1. German Shepherd - An agile, powerful dog with a noble personality and high intelligence, loyal, self-assured, fearless, and steady.

My German Shepherd, Sage.
Photo by Amber Mayo / Unsplash

2. Doberman Pinscher - is one of dogkind's noblemen, sleek and muscular, with a gorgeous physique and sharp intelligence.

Been a year 🥳🥳🤎🤎🥳🥳
Photo by JOSHUA DANIEL / Unsplash

3. German Shorthaired Pointer - an enthusiastic dog breed always up for physical activities, training, and lots of love.

Taking some fun pictures of my puppy when he was about 3 months old. I laid on the ground to capture a different angle with the fall leaves and the fence line in the background.
Photo by Tim Golder / Unsplash

4. Border Collie - highly intelligent and trainable dog breed; the perfect buddy to have around other pets, kids and elders

Photo by Jiasong Huang / Unsplash

5. Australian Shepherd - Aussies have an insatiable desire to herd anything, including birds, dogs, and children. With a strong work drive, Aussie are very bright.

Australian Shepherd
Photo by Maud Slaats / Unsplash

6. Another Rottie ♥️ - What is better than a Rottweiller than two Rottweillers?

Are Rottweilers safe around small dogs?

Rottweillers & small dog

Yes, Rottweilers can get along with small dog breeds, too. Like any other dog breed, Rotties can make friendships and be around other dogs, but this is something that owners must work on as well. Rottweilers who have been raised with and around other dogs, even cats, can get along just fine.

Are Rottweilers good with strange dogs?

Some Rottweilers get along with other dogs outside the house and may become highly attached to those indoors. Others, on the other hand, will be wary of unknown canines, may become aggressive if provoked, and will refuse to accept a new dog in the house.

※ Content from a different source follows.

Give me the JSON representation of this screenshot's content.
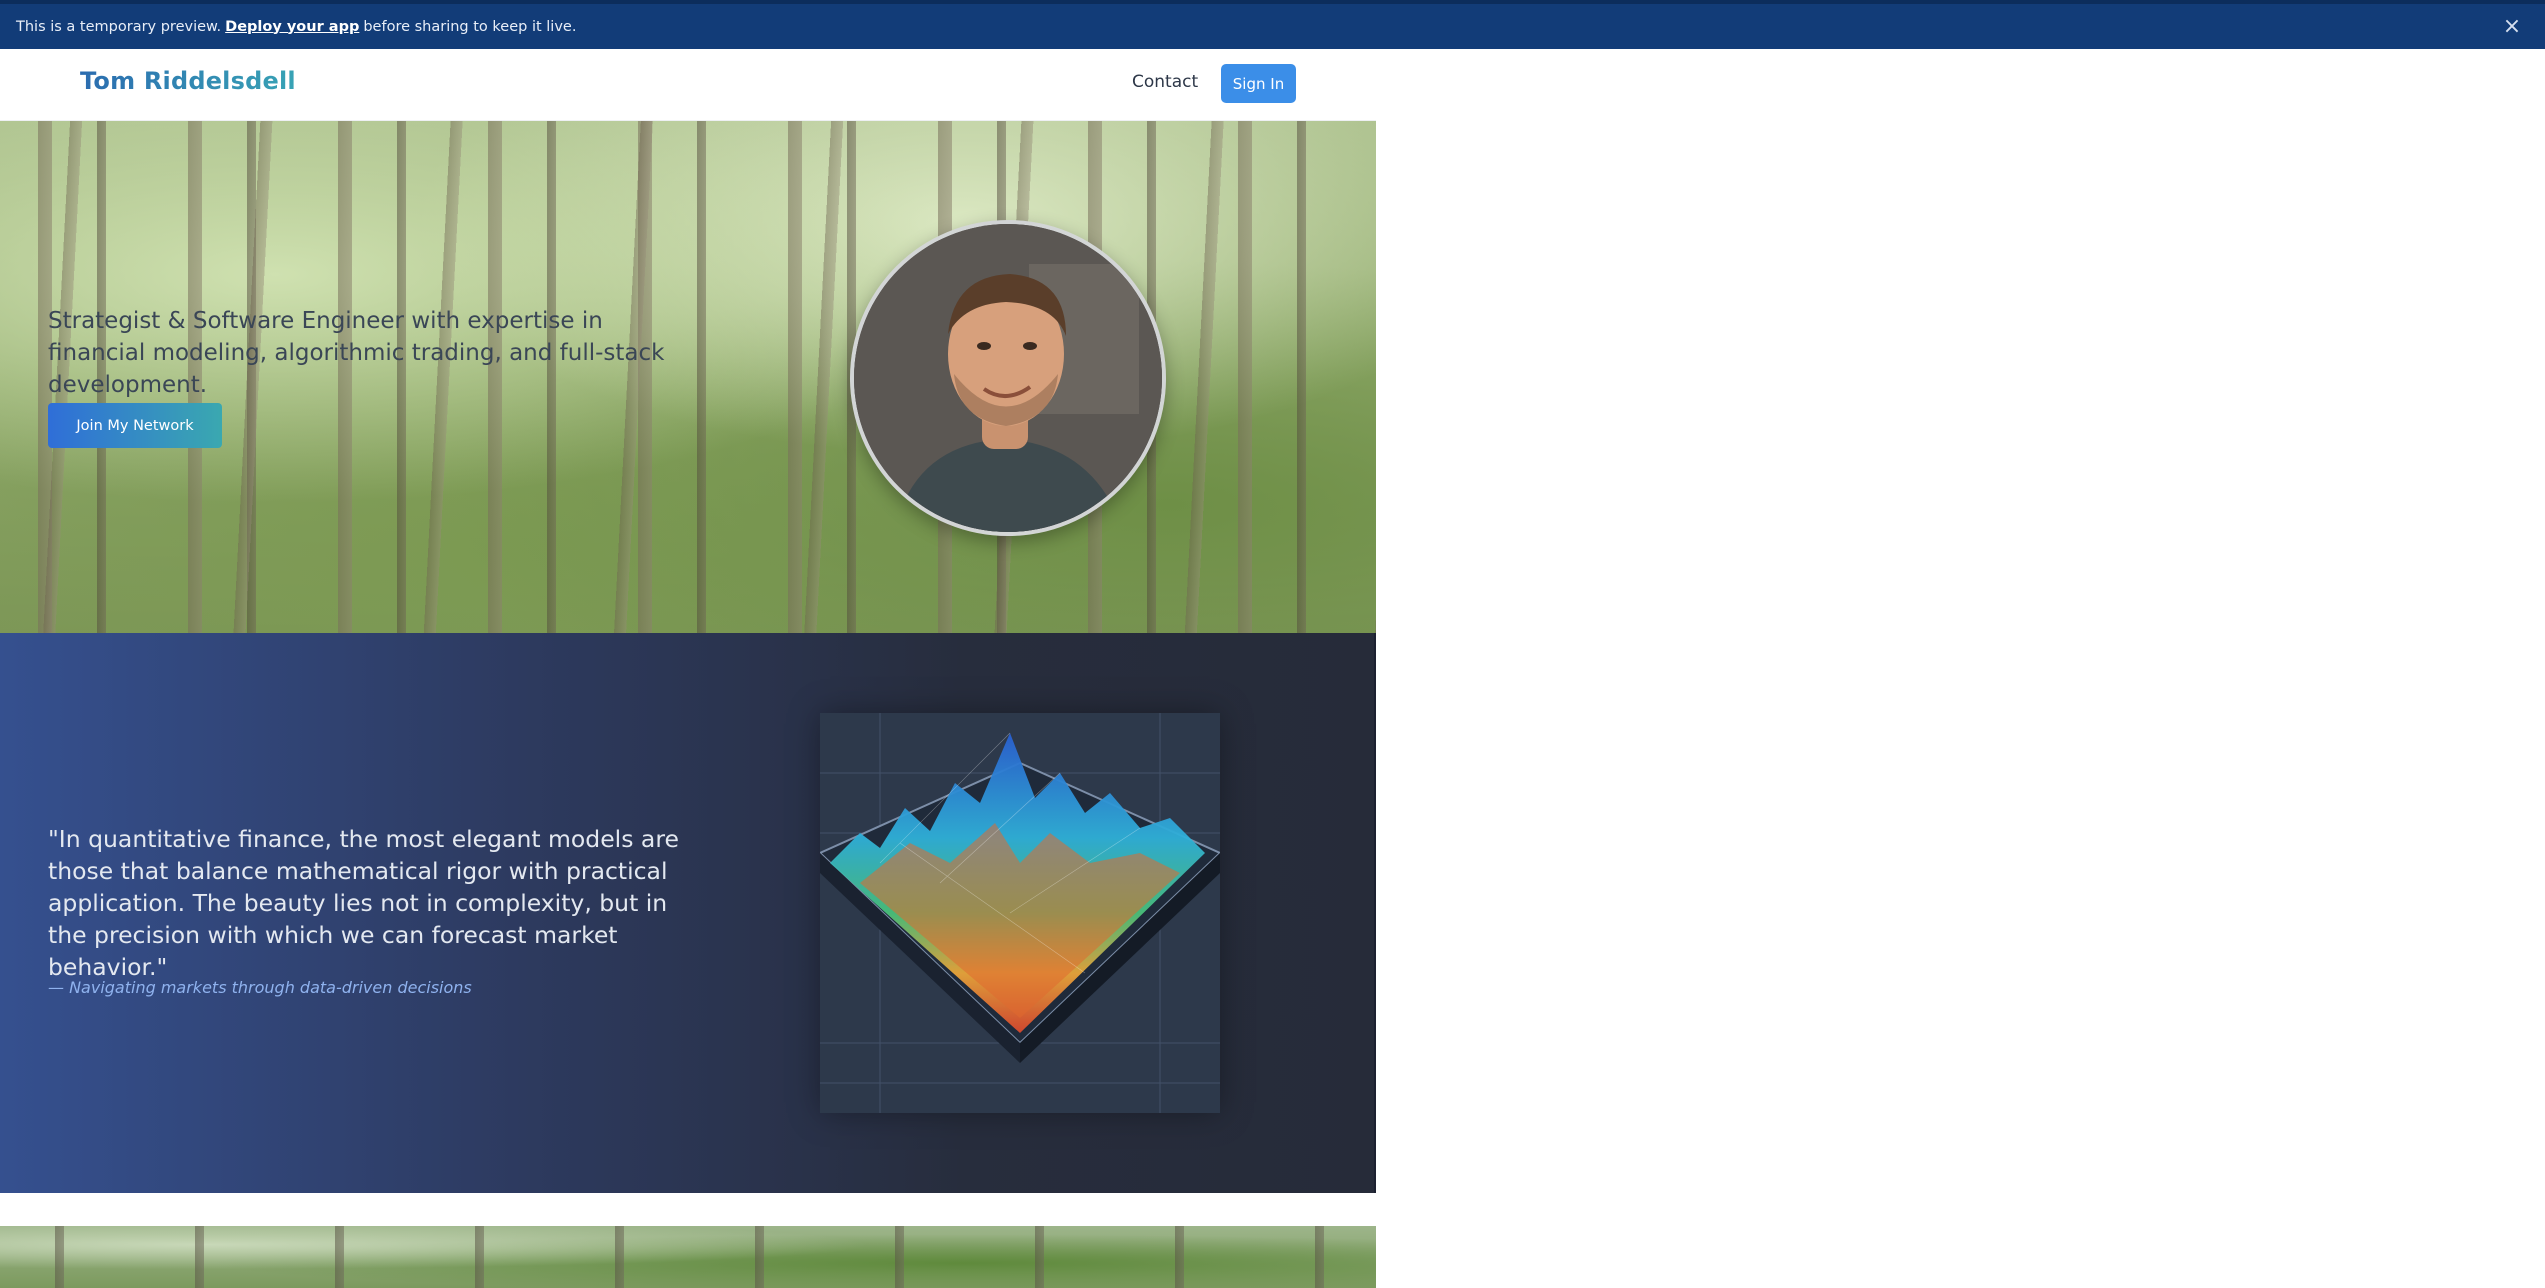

The problem of aggression is particularly prominent among males, who can be aggressive toward other males. However, as with any breed, socializing your pup when it is small will help prevent aggression. Initiating a Rottweiler to a new house dog is best practice when they're little.